Kansas Rep. Tim Huelskamp, Michigan Rep. Justin Amash, and Arizona Rep. David Schweikert won't let the committee shuffling that left them without posts on the financial services and budget committees go unnoticed and have publicly requested a written explanation of why they were removed. They also want details on the "scorecard" that the steering committee used to determine which members would be kicked out.
Conservative members say before a few colleagues were removed, no one was aware such a "scorecard" existed.
"Not only do I deserve answers... my colleagues who have been safe so far should know to how they can avoid retribution in the future," Huelskamp told U.S. News. "After all, the entire GOP conference was warned last week that leadership is watching their votes as well."
While only four members were directly affected by committee rearranging, the expulsions could have a ripple affect on the impending fiscal cliff negotiations.
The committee drama has left some conservative members with less incentive to vote with leadership on a plan to avoid the $1.2 trillion in automatic budget cuts slated to go into effect in 2013.

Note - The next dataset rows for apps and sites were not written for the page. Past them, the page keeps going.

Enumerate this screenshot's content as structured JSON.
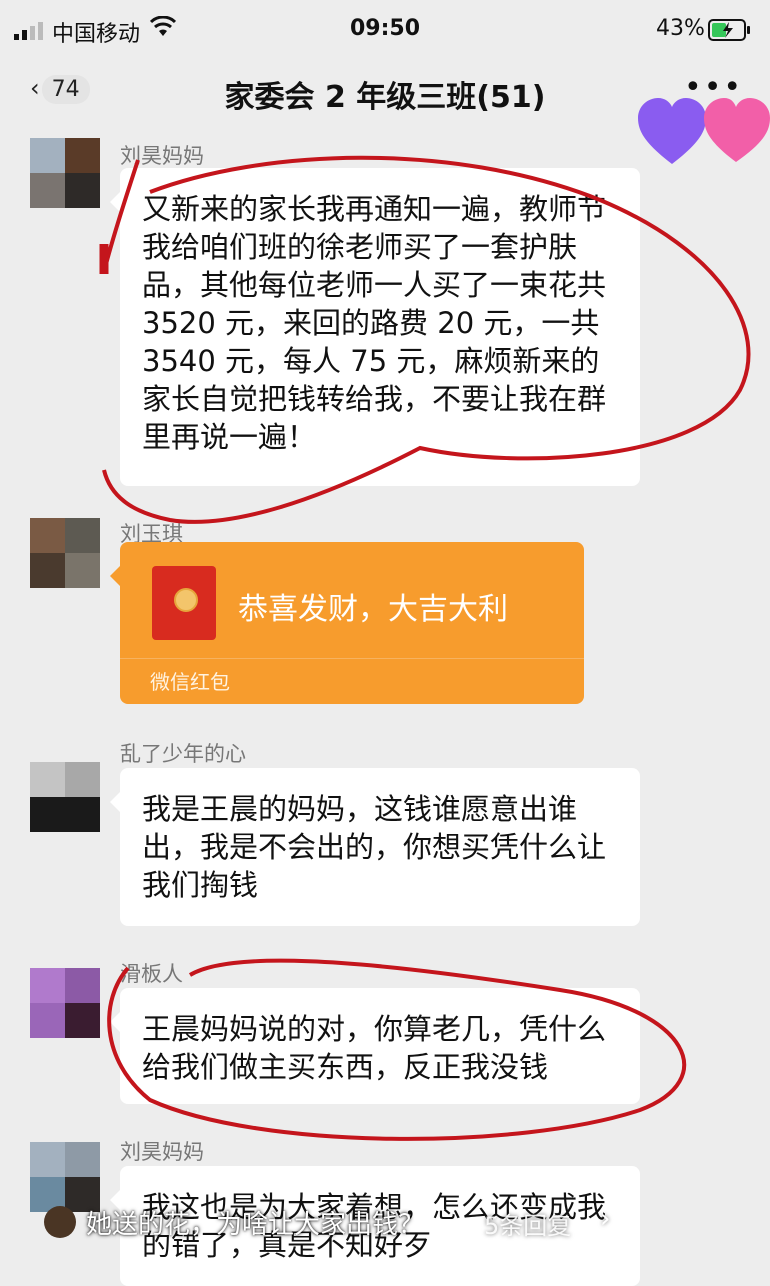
{
  "status_bar": {
    "carrier": "中国移动",
    "time": "09:50",
    "battery": "43%"
  },
  "chat": {
    "back_badge": "74",
    "title": "家委会 2 年级三班(51)",
    "more": "•••"
  },
  "messages": [
    {
      "sender": "刘昊妈妈",
      "text": "又新来的家长我再通知一遍，教师节我给咱们班的徐老师买了一套护肤品，其他每位老师一人买了一束花共 3520 元，来回的路费 20 元，一共 3540 元，每人 75 元，麻烦新来的家长自觉把钱转给我，不要让我在群里再说一遍！"
    },
    {
      "sender": "刘玉琪",
      "red_packet_text": "恭喜发财，大吉大利",
      "red_packet_label": "微信红包"
    },
    {
      "sender": "乱了少年的心",
      "text": "我是王晨的妈妈，这钱谁愿意出谁出，我是不会出的，你想买凭什么让我们掏钱"
    },
    {
      "sender": "滑板人",
      "text": "王晨妈妈说的对，你算老几，凭什么给我们做主买东西，反正我没钱"
    },
    {
      "sender": "刘昊妈妈",
      "text": "我这也是为大家着想，怎么还变成我的错了，真是不知好歹"
    }
  ],
  "footer": {
    "caption": "她送的花，为啥让大家出钱？",
    "replies": "5条回复",
    "arrow": "›"
  },
  "colors": {
    "background": "#ededed",
    "bubble": "#ffffff",
    "red_packet": "#f79c2d",
    "annotation_red": "#c4151c"
  }
}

"The issue of losing committee assignments is still being worked out, and it has really soured the milk here," Huelskamp says. "If they come to conservatives with some plan that raises taxes; it won't be easy to get it through. There is strong opposition to where they are headed."
Amash says Boehner is losing grip on his party just as he needs them to line up behind a deal.

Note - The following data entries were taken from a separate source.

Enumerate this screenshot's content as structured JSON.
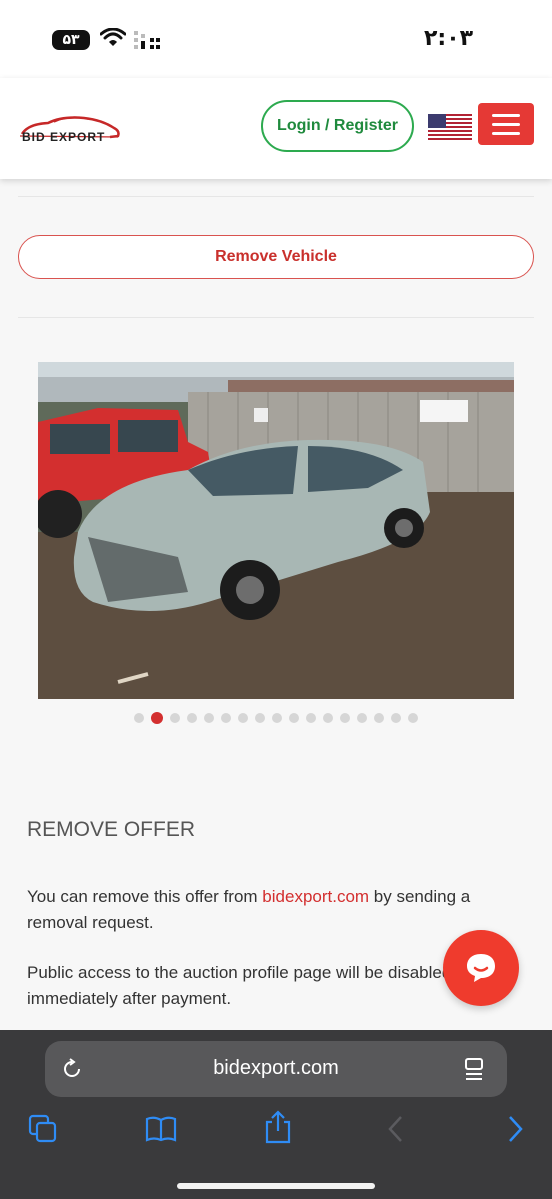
{
  "status_bar": {
    "time": "۲:۰۳",
    "battery": "۵۳"
  },
  "header": {
    "logo_text": "BID EXPORT",
    "login_label": "Login / Register"
  },
  "actions": {
    "remove_vehicle_label": "Remove Vehicle"
  },
  "gallery": {
    "total_images": 17,
    "active_index": 1
  },
  "remove_offer": {
    "title": "REMOVE OFFER",
    "p1_before": "You can remove this offer from ",
    "p1_link": "bidexport.com",
    "p1_after": " by sending a removal request.",
    "p2": "Public access to the auction profile page will be disabled immediately after payment."
  },
  "browser": {
    "url": "bidexport.com"
  },
  "colors": {
    "accent_red": "#e53935",
    "green": "#2daa4f",
    "link": "#d32f2f"
  }
}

"He lost the support of a great many people in the Republican conference and this has been coming for some time," Amash told U.S. News. "It is hard for me to find someone who is not frustrated with leadership."
Amash says it is not just the committee shuffling that has members agitated, but leadership's close hold on the fiscal cliff negotiations.
"We are the members of Congress, and we would like to represent our district," Amash says. "We would expect to be involved in any negotiations. It is not fair to the American people for the speaker and the president to put a deal on the table and tell us we have 24 hours to support it."
A Republican House aide says leadership has already taken too much away from members to be able to broker a fiscal cliff deal with the GOP's most conservative members.
"Leadership has turned on their own and purged conservatives of their caucus who stand up and right the bell on irresponsible spending," the aide says. "What has happened with committee assignments has only emboldened conservatives. They are going to continue voting their conscience. We don't have earmarks anymore, so they cannot take away that, and they took away some of our committee assignments. There is nothing else they can take away unless they take the toilet paper in the bathroom."
Frustration over the committee switches have spread well beyond the confines of Capitol Hill.
A few outside groups have called for Boehner to be replaced as the Speaker of the House.
Ned Ryun, president of the American Majority, a conservative grassroots group, has outlined how every Democrat and 16 Republicans could block Boehner from being the leader, and has set in motion a "Fire Boehner" campaign.